Sasha Throws Herself Into Weblogging/Guardian Debate
No sooner do you leave your broadband connection, and be in some mobile-phone blackspot dial-up hell, than debate rages. Rages, I tell ya.
So there's a Guardian Weblog competition. I think I vaguely knew about that before I left. Then there's debate and consternation among bloggers.
Yesterday, Neil McIntosh attempts to answer some of these points on OnlineBlog.
Here's my twopennorth.
I'm sure that the Guardian does not have particularly malicious intentions, but at the same time, although they "get" blog, they don't get it entirely. So it's only blogger that gets mentioned, rather than Moveable Type or Greymatter, or - Godforbid, Livejournal - any other software. Blah blah blah.. it's all been said, really. Interesting aside: as I was writing that, a little thought came into my head: if I want to enter, can I still say the Guardian is imperfect? Does that hamper my candidacy? See, it's happening already. Except that I don't care, I'm still writing.
I dont think weblogging should be competitive...except that it already is. There's already an understanding both globally and in the UK about who the Big Bloggers are. And that's not physically big. And Tom already won the bloggies thingy - it's effectively a competition. Blogdex is useful for knowing the six degrees who-links-to-whom stuff, but is essentially competitive... who has the most links. So i think many of last week's arguments are spurious.
There's this obvious fact; I don't think you can blog in isolation. For me, anyhow, blogging is just as much about linking to people who showed me things, as getting linked by people who like what I say. Not in a whos-got-the-most way, just in a community-of-like-minded people. And - like pretty much everyone, whether they admit it or not - I like the fact that people read me. D said I should make a chart of my site-stats and label it "self esteem". I don't think it's that bad, but if I'm honest, I like the fact that people read me, I love the fact that they come back, and I still get terribly excited when people comment. Especially when I don't know them.
In the end, I'll make my decision based on what suits me. That's why I started blogging - no editors, no control, just me - and that's why I carry on. So my motivation for starting a weblog was writing. Oh, and having somewhere to dump all the links I like. And somewhere to empty my head. But I'd be lying if I said I didn't care about anything else. Of course I care; I'm not taking 96-sheet posters in the underground advertising my wares to other Jubilee line travellers, but if I can find an easy no-hassle way of other people reading me, then why not?
Of course, I'll have to tidy up first. Fix my archives. Improve my buttons. Put my recipes up (recipes? I hear you enquire.) Clean up some of the columns. But, hey, it's like moving house...

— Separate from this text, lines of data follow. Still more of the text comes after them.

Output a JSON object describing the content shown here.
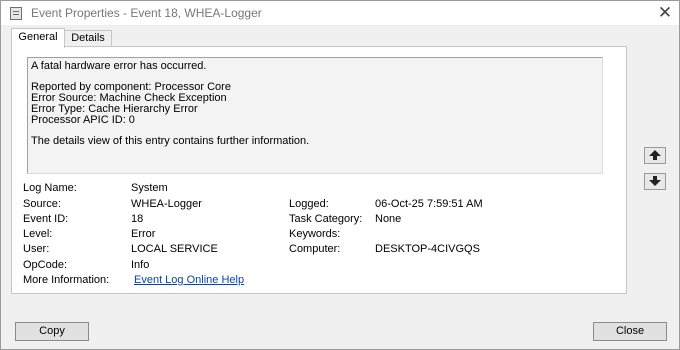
{
  "window": {
    "title": "Event Properties - Event 18, WHEA-Logger"
  },
  "tabs": [
    {
      "label": "General",
      "active": true
    },
    {
      "label": "Details",
      "active": false
    }
  ],
  "description": [
    "A fatal hardware error has occurred.",
    "Reported by component: Processor Core",
    "Error Source: Machine Check Exception",
    "Error Type: Cache Hierarchy Error",
    "Processor APIC ID: 0",
    "The details view of this entry contains further information."
  ],
  "fields": {
    "log_name": {
      "label": "Log Name:",
      "value": "System"
    },
    "source": {
      "label": "Source:",
      "value": "WHEA-Logger"
    },
    "logged": {
      "label": "Logged:",
      "value": "06-Oct-25 7:59:51 AM"
    },
    "event_id": {
      "label": "Event ID:",
      "value": "18"
    },
    "task_category": {
      "label": "Task Category:",
      "value": "None"
    },
    "level": {
      "label": "Level:",
      "value": "Error"
    },
    "keywords": {
      "label": "Keywords:",
      "value": ""
    },
    "user": {
      "label": "User:",
      "value": "LOCAL SERVICE"
    },
    "computer": {
      "label": "Computer:",
      "value": "DESKTOP-4CIVGQS"
    },
    "opcode": {
      "label": "OpCode:",
      "value": "Info"
    },
    "more_info": {
      "label": "More Information:",
      "link": "Event Log Online Help"
    }
  },
  "buttons": {
    "copy": "Copy",
    "close": "Close"
  },
  "icons": {
    "close": "close-icon",
    "up": "arrow-up-icon",
    "down": "arrow-down-icon",
    "app": "event-viewer-icon"
  },
  "colors": {
    "link": "#0645ad"
  }
}
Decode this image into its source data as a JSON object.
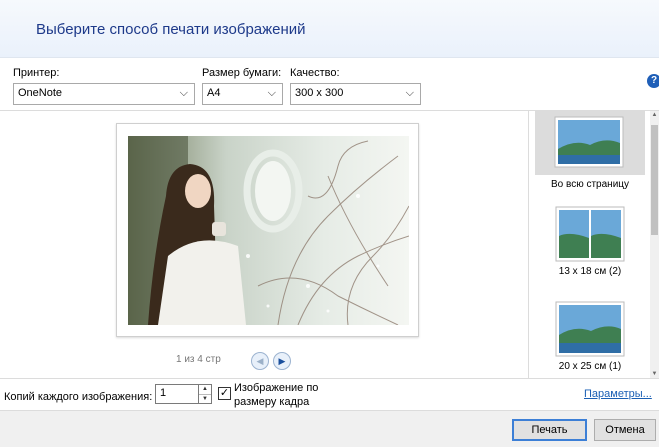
{
  "header": {
    "title": "Выберите способ печати изображений"
  },
  "options": {
    "printer": {
      "label": "Принтер:",
      "value": "OneNote"
    },
    "paper_size": {
      "label": "Размер бумаги:",
      "value": "A4"
    },
    "quality": {
      "label": "Качество:",
      "value": "300 x 300"
    }
  },
  "preview": {
    "pager_text": "1 из 4 стр",
    "prev_icon": "◀",
    "next_icon": "▶"
  },
  "layouts": [
    {
      "label": "Во всю страницу",
      "selected": true
    },
    {
      "label": "13 x 18 см (2)",
      "selected": false
    },
    {
      "label": "20 x 25 см (1)",
      "selected": false
    }
  ],
  "bottom": {
    "copies_label": "Копий каждого изображения:",
    "copies_value": "1",
    "fit_checked": "✓",
    "fit_label": "Изображение по размеру кадра",
    "params_link": "Параметры..."
  },
  "footer": {
    "print_label": "Печать",
    "cancel_label": "Отмена"
  },
  "help_icon": "?",
  "colors": {
    "accent": "#3c7fd6",
    "title": "#1e3a8a",
    "link": "#1a5fb4"
  }
}
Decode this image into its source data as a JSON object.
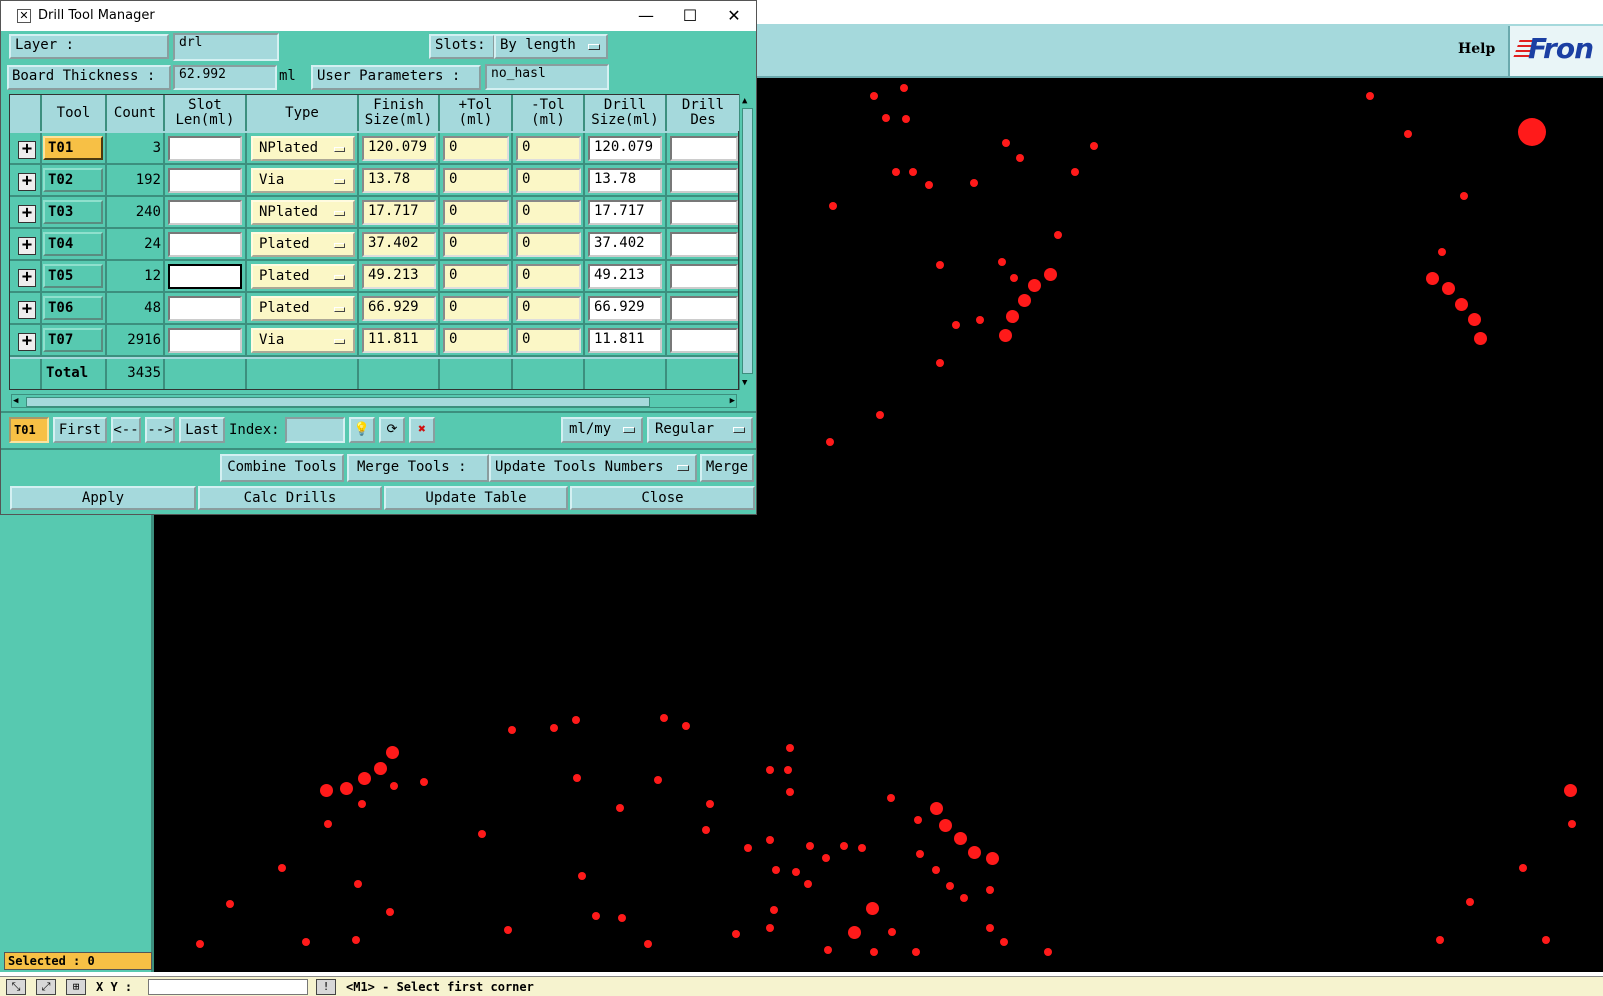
{
  "window": {
    "title": "Drill Tool Manager",
    "icon": "x-box-icon",
    "controls": [
      "minimize-icon",
      "maximize-icon",
      "close-icon"
    ],
    "minimize_glyph": "—",
    "maximize_glyph": "☐",
    "close_glyph": "✕"
  },
  "background_app": {
    "help_label": "Help",
    "logo_text": "Fron",
    "selected_text": "Selected : 0",
    "statusbar": {
      "xy_label": "X Y :",
      "message": "<M1> - Select first corner"
    }
  },
  "header": {
    "layer_label": "Layer             :",
    "layer_value": "drl",
    "slots_label": "Slots:",
    "slots_value": "By length",
    "board_thickness_label": "Board Thickness  :",
    "board_thickness_value": "62.992",
    "board_thickness_unit": "ml",
    "user_params_label": "User Parameters  :",
    "user_params_value": "no_hasl"
  },
  "table": {
    "columns": [
      "Tool",
      "Count",
      "Slot Len(ml)",
      "Type",
      "Finish Size(ml)",
      "+Tol (ml)",
      "-Tol (ml)",
      "Drill Size(ml)",
      "Drill Des"
    ],
    "rows": [
      {
        "tool": "T01",
        "count": "3",
        "slot_len": "",
        "type": "NPlated",
        "finish": "120.079",
        "ptol": "0",
        "mtol": "0",
        "drill": "120.079",
        "des": ""
      },
      {
        "tool": "T02",
        "count": "192",
        "slot_len": "",
        "type": "Via",
        "finish": "13.78",
        "ptol": "0",
        "mtol": "0",
        "drill": "13.78",
        "des": ""
      },
      {
        "tool": "T03",
        "count": "240",
        "slot_len": "",
        "type": "NPlated",
        "finish": "17.717",
        "ptol": "0",
        "mtol": "0",
        "drill": "17.717",
        "des": ""
      },
      {
        "tool": "T04",
        "count": "24",
        "slot_len": "",
        "type": "Plated",
        "finish": "37.402",
        "ptol": "0",
        "mtol": "0",
        "drill": "37.402",
        "des": ""
      },
      {
        "tool": "T05",
        "count": "12",
        "slot_len": "",
        "type": "Plated",
        "finish": "49.213",
        "ptol": "0",
        "mtol": "0",
        "drill": "49.213",
        "des": ""
      },
      {
        "tool": "T06",
        "count": "48",
        "slot_len": "",
        "type": "Plated",
        "finish": "66.929",
        "ptol": "0",
        "mtol": "0",
        "drill": "66.929",
        "des": ""
      },
      {
        "tool": "T07",
        "count": "2916",
        "slot_len": "",
        "type": "Via",
        "finish": "11.811",
        "ptol": "0",
        "mtol": "0",
        "drill": "11.811",
        "des": ""
      }
    ],
    "total_label": "Total",
    "total_count": "3435"
  },
  "nav": {
    "current_tool": "T01",
    "first_label": "First",
    "prev_label": "<--",
    "next_label": "-->",
    "last_label": "Last",
    "index_label": "Index:",
    "index_value": "",
    "units_value": "ml/my",
    "mode_value": "Regular"
  },
  "actions": {
    "combine_label": "Combine Tools",
    "merge_tools_label": "Merge Tools  :",
    "merge_mode_value": "Update Tools Numbers",
    "merge_label": "Merge",
    "apply_label": "Apply",
    "calc_label": "Calc Drills",
    "update_label": "Update Table",
    "close_label": "Close"
  },
  "colors": {
    "panel_green": "#57c9b0",
    "button_blue": "#a5d9dc",
    "active_orange": "#f7c045",
    "drill_red": "#ff1a1a",
    "canvas_black": "#000000"
  }
}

So, I don't know, but I don't really care. I don't really get why some people have gotten so het up about it. Any allegedly countercultural activity eventually comes full circle and the early adopters say "it's not how it used to be." Maybe it's not, but I still like it.